| What you are asked to do |
Repeat the data below exactly, dropping any pictures it holds.

| Source records |
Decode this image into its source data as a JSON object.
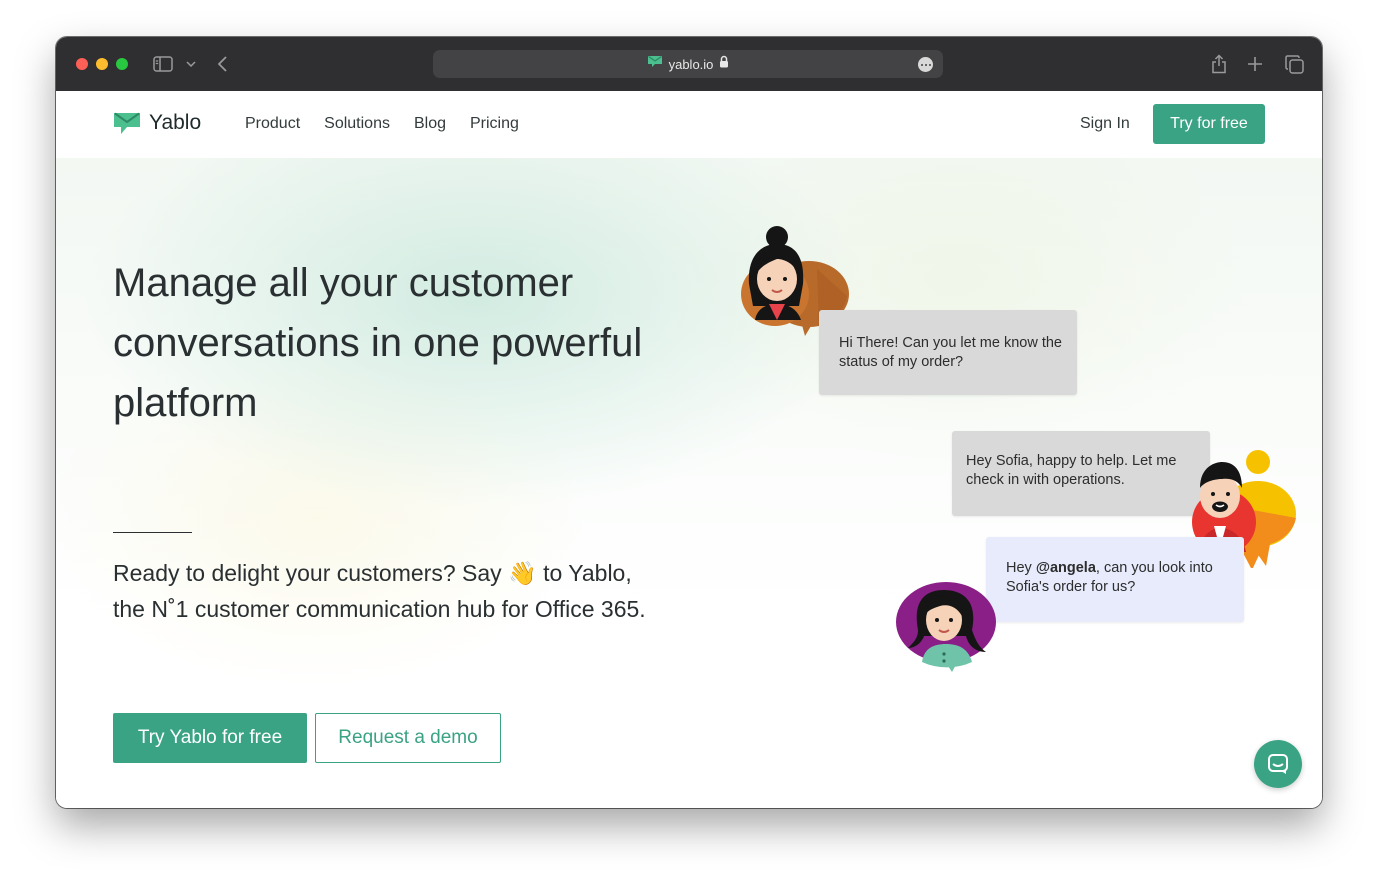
{
  "browser": {
    "url": "yablo.io"
  },
  "nav": {
    "brand": "Yablo",
    "links": [
      "Product",
      "Solutions",
      "Blog",
      "Pricing"
    ],
    "sign_in": "Sign In",
    "cta": "Try for free"
  },
  "hero": {
    "headline": "Manage all your customer conversations in one powerful platform",
    "subcopy_before": "Ready to delight your customers? Say",
    "wave_emoji": "👋",
    "subcopy_after": "to Yablo, the N˚1 customer communication hub for Office 365.",
    "primary_cta": "Try Yablo for free",
    "secondary_cta": "Request a demo"
  },
  "chat": {
    "message_1": "Hi There! Can you let me know the status of my order?",
    "message_2": "Hey Sofia, happy to help. Let me check in with operations.",
    "message_3_before": "Hey",
    "message_3_mention": "@angela",
    "message_3_after": ", can you look into Sofia's order for us?"
  },
  "colors": {
    "brand_green": "#3aa384",
    "chrome_dark": "#2f2f31",
    "text_dark": "#2a3032"
  }
}
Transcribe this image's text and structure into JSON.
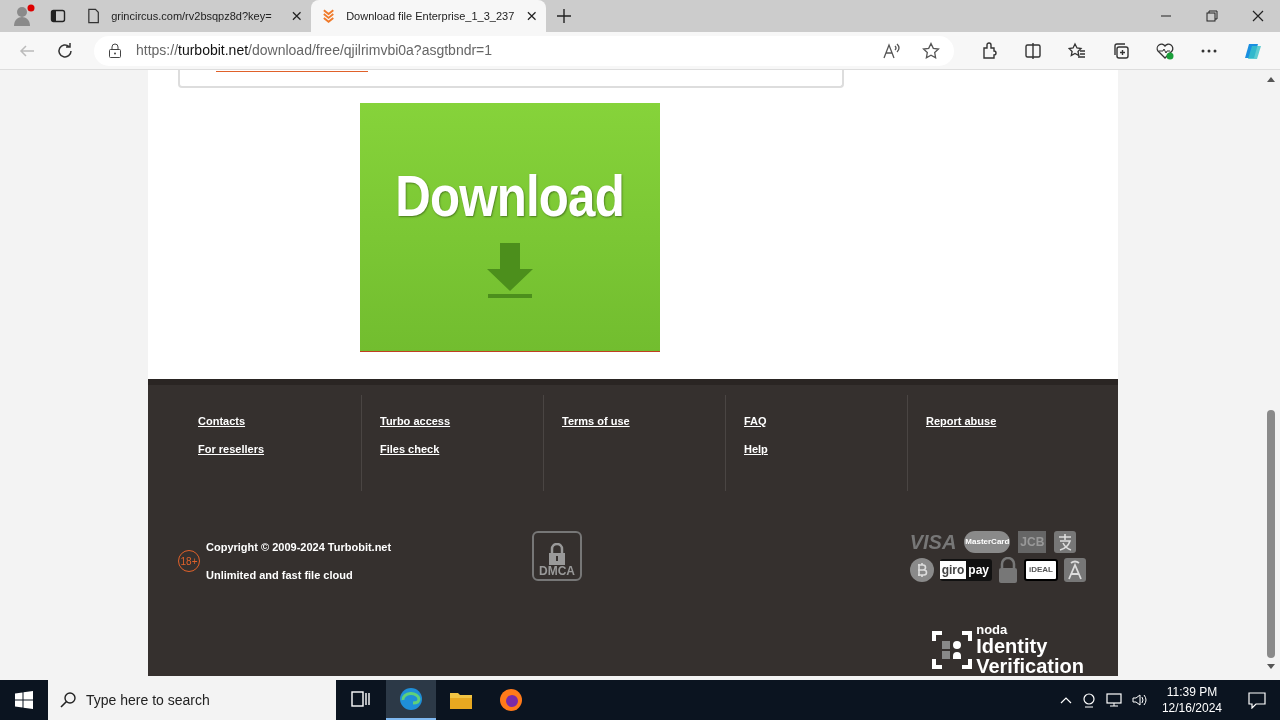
{
  "browser": {
    "tabs": [
      {
        "title": "grincircus.com/rv2bsqpz8d?key=",
        "selected": false,
        "kind": "page"
      },
      {
        "title": "Download file Enterprise_1_3_237",
        "selected": true,
        "kind": "site"
      }
    ],
    "url": {
      "prefix": "https://",
      "host": "turbobit.net",
      "path": "/download/free/qjilrimvbi0a?asgtbndr=1"
    }
  },
  "download_button": {
    "label": "Download"
  },
  "footer": {
    "columns": [
      [
        "Contacts",
        "For resellers"
      ],
      [
        "Turbo access",
        "Files check"
      ],
      [
        "Terms of use"
      ],
      [
        "FAQ",
        "Help"
      ],
      [
        "Report abuse"
      ]
    ],
    "age_badge": "18+",
    "copyright": "Copyright © 2009-2024 Turbobit.net",
    "tagline": "Unlimited and fast file cloud",
    "dmca": "DMCA",
    "payments": [
      {
        "kind": "visa",
        "label": "VISA"
      },
      {
        "kind": "mastercard",
        "label": "MasterCard"
      },
      {
        "kind": "jcb",
        "label": "JCB"
      },
      {
        "kind": "alipay"
      },
      {
        "kind": "bitcoin"
      },
      {
        "kind": "giropay",
        "label": "giro",
        "label2": "pay"
      },
      {
        "kind": "lock"
      },
      {
        "kind": "ideal",
        "label": "iDEAL"
      },
      {
        "kind": "a"
      }
    ],
    "verification": {
      "brand": "noda",
      "line1": "Identity",
      "line2": "Verification"
    }
  },
  "taskbar": {
    "search_placeholder": "Type here to search",
    "time": "11:39 PM",
    "date": "12/16/2024"
  }
}
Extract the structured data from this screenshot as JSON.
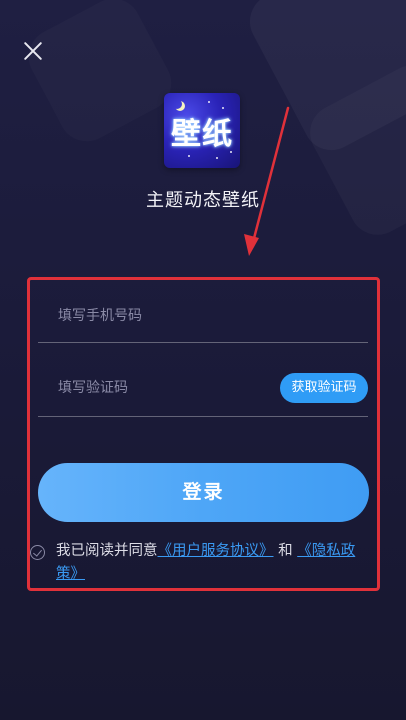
{
  "app": {
    "name": "主题动态壁纸",
    "icon_text": "壁纸"
  },
  "form": {
    "phone_placeholder": "填写手机号码",
    "code_placeholder": "填写验证码",
    "get_code_label": "获取验证码",
    "login_label": "登录"
  },
  "agreement": {
    "prefix": "我已阅读并同意",
    "user_agreement": "《用户服务协议》",
    "conjunction": "和",
    "privacy_policy": "《隐私政策》"
  },
  "colors": {
    "background": "#1c1c3b",
    "accent": "#3a9af3",
    "highlight": "#e0313a"
  }
}
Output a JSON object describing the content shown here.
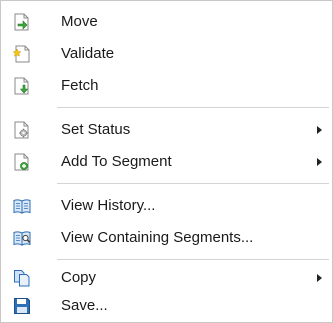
{
  "menu": {
    "items": [
      {
        "label": "Move",
        "icon": "move-icon",
        "submenu": false
      },
      {
        "label": "Validate",
        "icon": "validate-icon",
        "submenu": false
      },
      {
        "label": "Fetch",
        "icon": "fetch-icon",
        "submenu": false
      },
      {
        "label": "Set Status",
        "icon": "set-status-icon",
        "submenu": true
      },
      {
        "label": "Add To Segment",
        "icon": "add-to-segment-icon",
        "submenu": true
      },
      {
        "label": "View History...",
        "icon": "book-icon",
        "submenu": false
      },
      {
        "label": "View Containing Segments...",
        "icon": "book-search-icon",
        "submenu": false
      },
      {
        "label": "Copy",
        "icon": "copy-icon",
        "submenu": true
      },
      {
        "label": "Save...",
        "icon": "save-icon",
        "submenu": false
      }
    ]
  },
  "colors": {
    "border": "#c8c8c8",
    "separator": "#d4d4d4",
    "text": "#1a1a1a",
    "accent_green": "#3da73d",
    "accent_blue": "#2f6fb5"
  }
}
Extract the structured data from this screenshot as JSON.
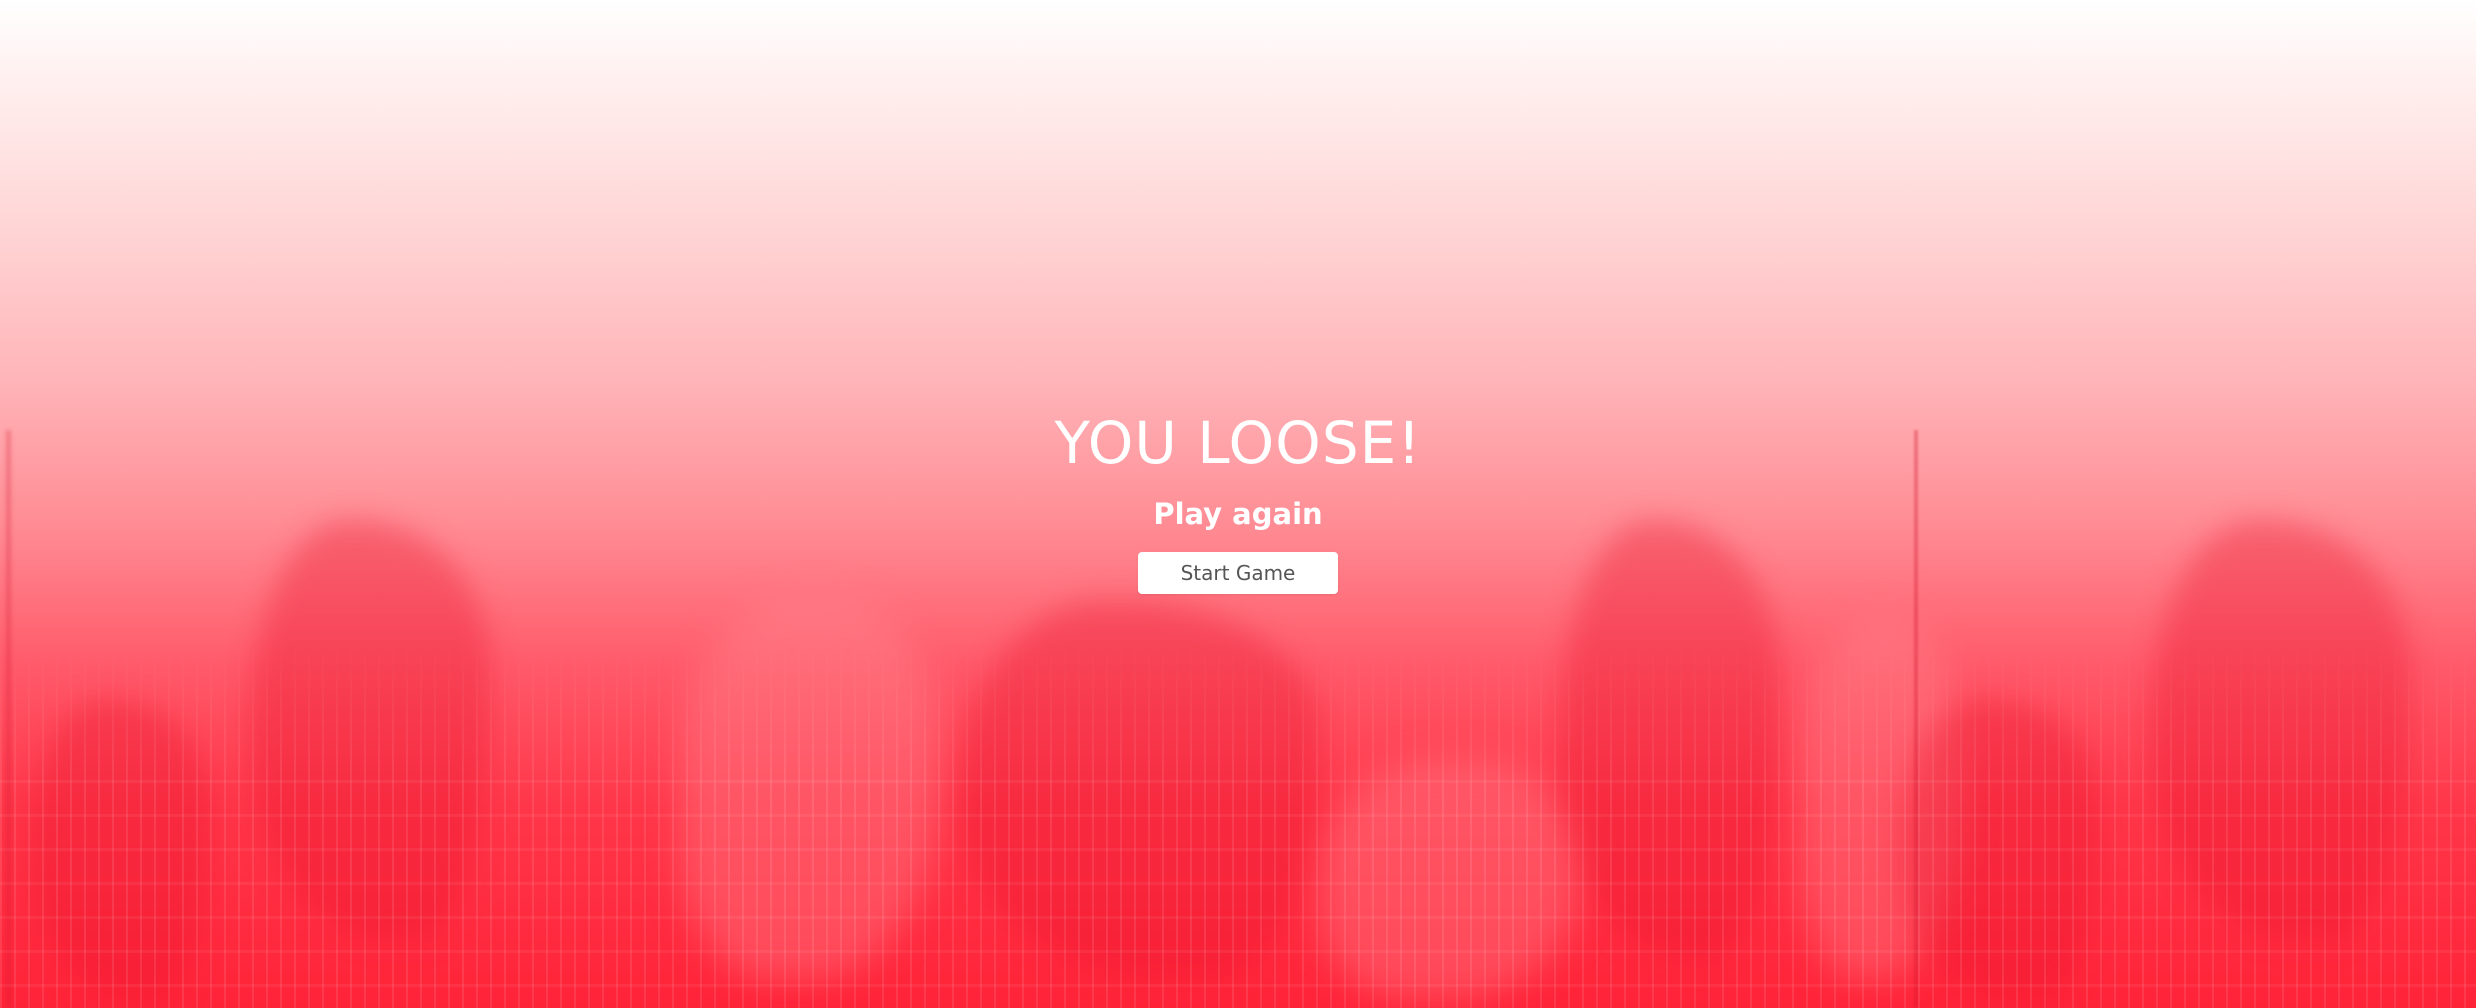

| Output below |
Decode this image into its source data as a JSON object.
{
  "browser": {
    "url": "yablo.io"
  },
  "nav": {
    "brand": "Yablo",
    "links": [
      "Product",
      "Solutions",
      "Blog",
      "Pricing"
    ],
    "sign_in": "Sign In",
    "cta": "Try for free"
  },
  "hero": {
    "headline": "Manage all your customer conversations in one powerful platform",
    "subcopy_before": "Ready to delight your customers? Say",
    "wave_emoji": "👋",
    "subcopy_after": "to Yablo, the N˚1 customer communication hub for Office 365.",
    "primary_cta": "Try Yablo for free",
    "secondary_cta": "Request a demo"
  },
  "chat": {
    "message_1": "Hi There! Can you let me know the status of my order?",
    "message_2": "Hey Sofia, happy to help. Let me check in with operations.",
    "message_3_before": "Hey",
    "message_3_mention": "@angela",
    "message_3_after": ", can you look into Sofia's order for us?"
  },
  "colors": {
    "brand_green": "#3aa384",
    "chrome_dark": "#2f2f31",
    "text_dark": "#2a3032"
  }
}
Transcribe this image's text and structure into JSON.
{
  "browser": {
    "tabs": [
      {
        "title": "grincircus.com/rv2bsqpz8d?key=",
        "selected": false,
        "kind": "page"
      },
      {
        "title": "Download file Enterprise_1_3_237",
        "selected": true,
        "kind": "site"
      }
    ],
    "url": {
      "prefix": "https://",
      "host": "turbobit.net",
      "path": "/download/free/qjilrimvbi0a?asgtbndr=1"
    }
  },
  "download_button": {
    "label": "Download"
  },
  "footer": {
    "columns": [
      [
        "Contacts",
        "For resellers"
      ],
      [
        "Turbo access",
        "Files check"
      ],
      [
        "Terms of use"
      ],
      [
        "FAQ",
        "Help"
      ],
      [
        "Report abuse"
      ]
    ],
    "age_badge": "18+",
    "copyright": "Copyright © 2009-2024 Turbobit.net",
    "tagline": "Unlimited and fast file cloud",
    "dmca": "DMCA",
    "payments": [
      {
        "kind": "visa",
        "label": "VISA"
      },
      {
        "kind": "mastercard",
        "label": "MasterCard"
      },
      {
        "kind": "jcb",
        "label": "JCB"
      },
      {
        "kind": "alipay"
      },
      {
        "kind": "bitcoin"
      },
      {
        "kind": "giropay",
        "label": "giro",
        "label2": "pay"
      },
      {
        "kind": "lock"
      },
      {
        "kind": "ideal",
        "label": "iDEAL"
      },
      {
        "kind": "a"
      }
    ],
    "verification": {
      "brand": "noda",
      "line1": "Identity",
      "line2": "Verification"
    }
  },
  "taskbar": {
    "search_placeholder": "Type here to search",
    "time": "11:39 PM",
    "date": "12/16/2024"
  }
}
Extract the structured data from this screenshot as JSON.
{
  "app": {
    "name": "主题动态壁纸",
    "icon_text": "壁纸"
  },
  "form": {
    "phone_placeholder": "填写手机号码",
    "code_placeholder": "填写验证码",
    "get_code_label": "获取验证码",
    "login_label": "登录"
  },
  "agreement": {
    "prefix": "我已阅读并同意",
    "user_agreement": "《用户服务协议》",
    "conjunction": "和",
    "privacy_policy": "《隐私政策》"
  },
  "colors": {
    "background": "#1c1c3b",
    "accent": "#3a9af3",
    "highlight": "#e0313a"
  }
}
Output a JSON object describing the content shown here.
{
  "menu": {
    "items": [
      {
        "label": "Move",
        "icon": "move-icon",
        "submenu": false
      },
      {
        "label": "Validate",
        "icon": "validate-icon",
        "submenu": false
      },
      {
        "label": "Fetch",
        "icon": "fetch-icon",
        "submenu": false
      },
      {
        "label": "Set Status",
        "icon": "set-status-icon",
        "submenu": true
      },
      {
        "label": "Add To Segment",
        "icon": "add-to-segment-icon",
        "submenu": true
      },
      {
        "label": "View History...",
        "icon": "book-icon",
        "submenu": false
      },
      {
        "label": "View Containing Segments...",
        "icon": "book-search-icon",
        "submenu": false
      },
      {
        "label": "Copy",
        "icon": "copy-icon",
        "submenu": true
      },
      {
        "label": "Save...",
        "icon": "save-icon",
        "submenu": false
      }
    ]
  },
  "colors": {
    "border": "#c8c8c8",
    "separator": "#d4d4d4",
    "text": "#1a1a1a",
    "accent_green": "#3da73d",
    "accent_blue": "#2f6fb5"
  }
}
Extract the structured data from this screenshot as JSON.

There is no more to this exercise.